---------- Supplied entries

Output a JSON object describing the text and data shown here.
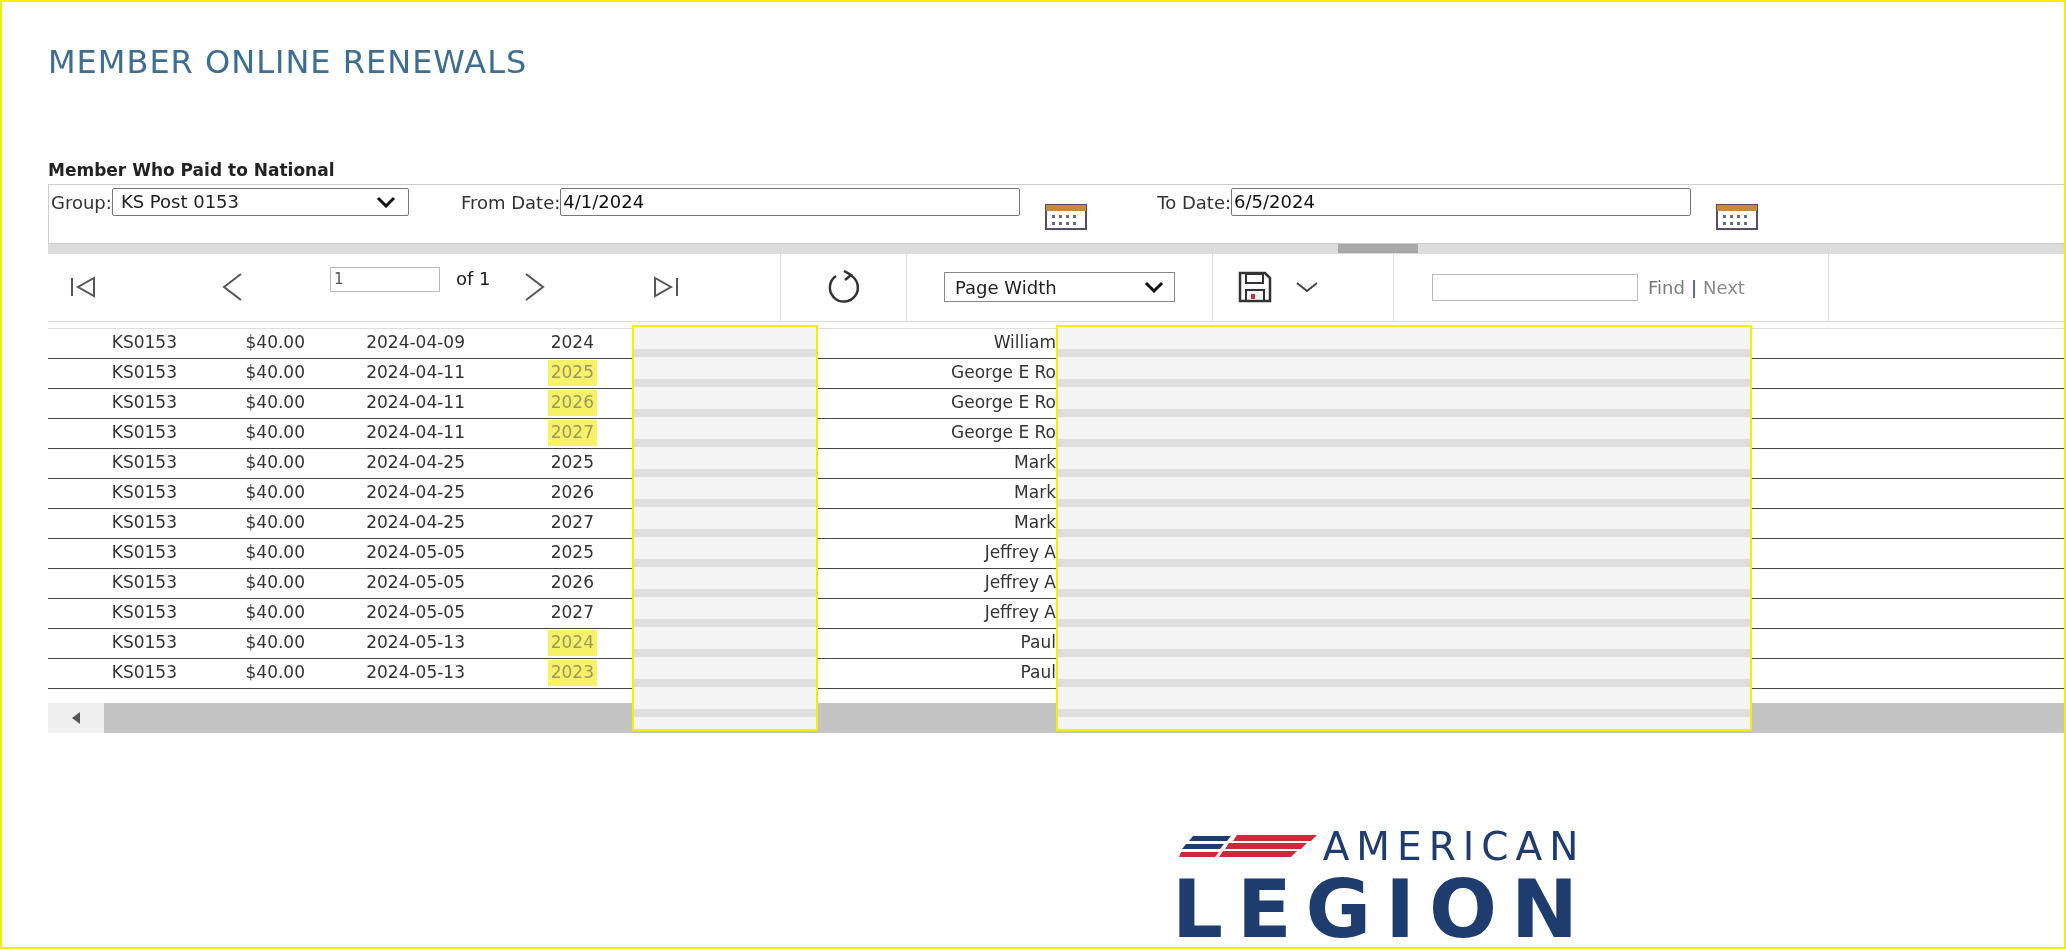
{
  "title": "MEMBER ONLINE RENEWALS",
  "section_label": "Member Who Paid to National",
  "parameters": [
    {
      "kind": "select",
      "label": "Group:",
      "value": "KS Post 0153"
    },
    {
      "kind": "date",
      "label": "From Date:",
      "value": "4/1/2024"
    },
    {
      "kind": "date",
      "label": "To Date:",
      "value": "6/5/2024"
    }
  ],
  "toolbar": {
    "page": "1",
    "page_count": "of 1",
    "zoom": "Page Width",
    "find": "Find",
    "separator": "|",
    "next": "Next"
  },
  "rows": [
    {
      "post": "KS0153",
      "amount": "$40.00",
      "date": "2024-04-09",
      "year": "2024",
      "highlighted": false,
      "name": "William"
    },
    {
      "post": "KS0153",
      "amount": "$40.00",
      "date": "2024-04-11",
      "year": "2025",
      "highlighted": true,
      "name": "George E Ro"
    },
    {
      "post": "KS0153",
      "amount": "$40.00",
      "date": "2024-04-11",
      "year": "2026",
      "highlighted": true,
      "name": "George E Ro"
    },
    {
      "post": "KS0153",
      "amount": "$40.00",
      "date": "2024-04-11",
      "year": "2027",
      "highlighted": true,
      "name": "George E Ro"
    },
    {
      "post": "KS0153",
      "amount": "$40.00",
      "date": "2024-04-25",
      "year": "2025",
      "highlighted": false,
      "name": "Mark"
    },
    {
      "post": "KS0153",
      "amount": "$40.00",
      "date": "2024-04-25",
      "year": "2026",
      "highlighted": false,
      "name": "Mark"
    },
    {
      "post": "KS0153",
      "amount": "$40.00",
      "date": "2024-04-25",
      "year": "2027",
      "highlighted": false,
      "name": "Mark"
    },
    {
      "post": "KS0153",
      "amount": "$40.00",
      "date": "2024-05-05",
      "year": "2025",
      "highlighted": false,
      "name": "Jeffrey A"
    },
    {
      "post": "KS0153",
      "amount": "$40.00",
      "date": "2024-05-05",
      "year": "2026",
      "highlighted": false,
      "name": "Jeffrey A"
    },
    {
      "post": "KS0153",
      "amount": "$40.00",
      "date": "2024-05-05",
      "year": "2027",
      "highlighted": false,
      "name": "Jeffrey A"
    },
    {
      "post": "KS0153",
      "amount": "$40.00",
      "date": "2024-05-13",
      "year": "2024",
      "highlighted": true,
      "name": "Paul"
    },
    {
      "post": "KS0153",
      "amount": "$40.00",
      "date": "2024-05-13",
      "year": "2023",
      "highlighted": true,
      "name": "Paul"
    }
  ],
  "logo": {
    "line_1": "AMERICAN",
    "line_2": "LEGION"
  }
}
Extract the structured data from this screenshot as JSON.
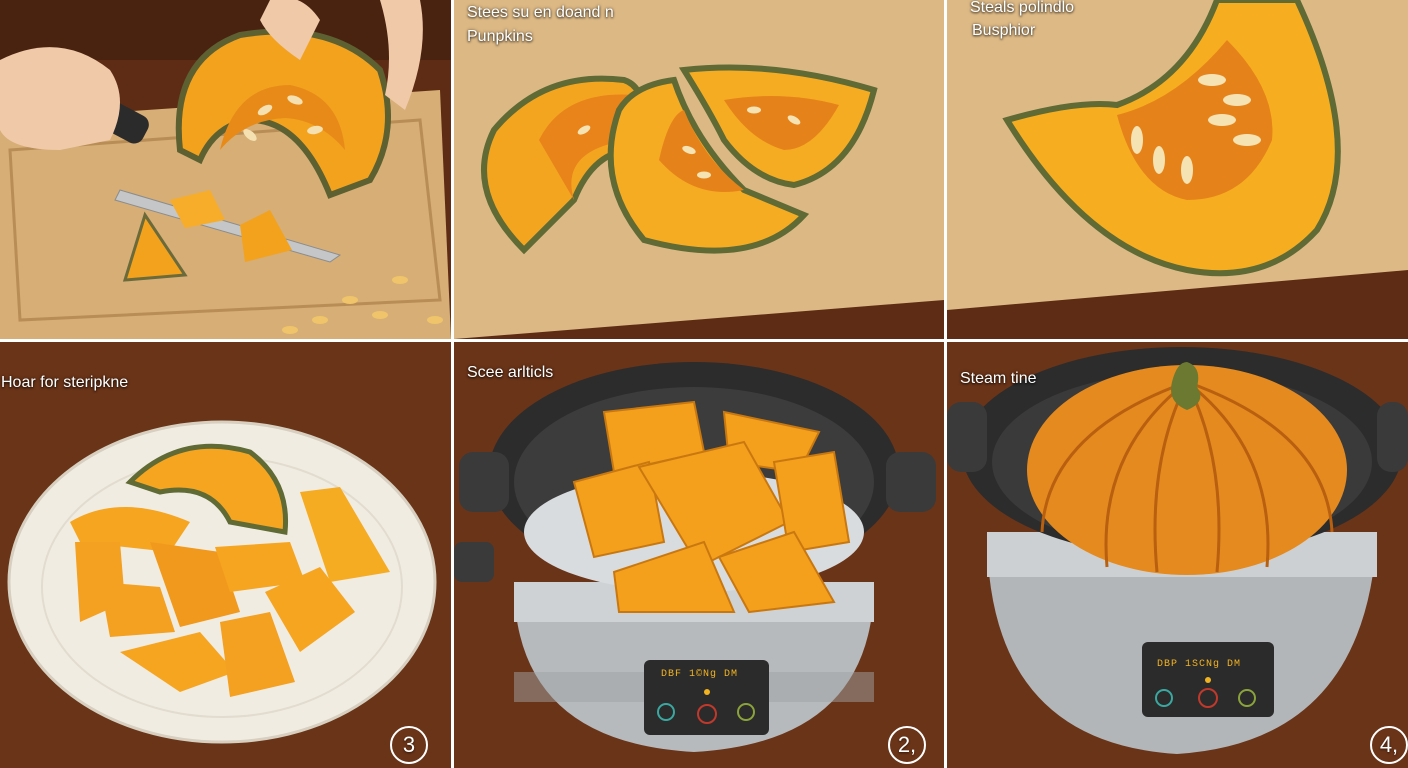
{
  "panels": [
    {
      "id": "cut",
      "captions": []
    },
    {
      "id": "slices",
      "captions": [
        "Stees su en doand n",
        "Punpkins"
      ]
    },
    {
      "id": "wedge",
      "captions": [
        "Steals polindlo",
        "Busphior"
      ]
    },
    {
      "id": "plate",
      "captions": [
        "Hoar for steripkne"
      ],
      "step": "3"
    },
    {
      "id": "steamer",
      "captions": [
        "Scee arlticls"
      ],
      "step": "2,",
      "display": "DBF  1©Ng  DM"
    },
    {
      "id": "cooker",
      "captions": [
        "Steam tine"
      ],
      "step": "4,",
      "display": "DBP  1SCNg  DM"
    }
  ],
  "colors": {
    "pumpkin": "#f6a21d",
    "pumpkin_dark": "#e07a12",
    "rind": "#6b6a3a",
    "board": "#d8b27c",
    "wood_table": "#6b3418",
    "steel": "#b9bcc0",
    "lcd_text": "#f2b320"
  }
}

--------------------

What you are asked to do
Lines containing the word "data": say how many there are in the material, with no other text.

Finished exercise
2